→ **Data for review**:
Segment Open

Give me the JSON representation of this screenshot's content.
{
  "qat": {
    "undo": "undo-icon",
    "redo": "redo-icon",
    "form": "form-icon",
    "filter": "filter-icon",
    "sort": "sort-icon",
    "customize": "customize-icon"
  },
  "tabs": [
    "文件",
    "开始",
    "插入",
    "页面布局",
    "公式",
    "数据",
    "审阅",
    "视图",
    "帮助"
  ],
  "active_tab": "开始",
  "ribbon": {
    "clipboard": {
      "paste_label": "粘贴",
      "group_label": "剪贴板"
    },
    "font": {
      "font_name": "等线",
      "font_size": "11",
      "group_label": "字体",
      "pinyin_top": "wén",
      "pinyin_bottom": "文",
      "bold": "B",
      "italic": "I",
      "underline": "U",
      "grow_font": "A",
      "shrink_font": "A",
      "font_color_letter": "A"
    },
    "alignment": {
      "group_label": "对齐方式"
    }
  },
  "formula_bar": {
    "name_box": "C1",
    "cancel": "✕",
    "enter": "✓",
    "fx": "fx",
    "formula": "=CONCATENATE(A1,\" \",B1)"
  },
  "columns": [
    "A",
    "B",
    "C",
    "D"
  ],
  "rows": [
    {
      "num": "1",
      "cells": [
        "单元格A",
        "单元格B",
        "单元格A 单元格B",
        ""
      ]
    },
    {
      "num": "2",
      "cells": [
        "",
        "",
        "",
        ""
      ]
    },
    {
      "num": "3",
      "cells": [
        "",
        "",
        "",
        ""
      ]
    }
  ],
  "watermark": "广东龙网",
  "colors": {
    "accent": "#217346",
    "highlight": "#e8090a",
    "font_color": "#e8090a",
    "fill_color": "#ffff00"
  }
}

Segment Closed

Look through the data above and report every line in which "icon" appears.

    "undo": "undo-icon",
    "redo": "redo-icon",
    "form": "form-icon",
    "filter": "filter-icon",
    "sort": "sort-icon",
    "customize": "customize-icon"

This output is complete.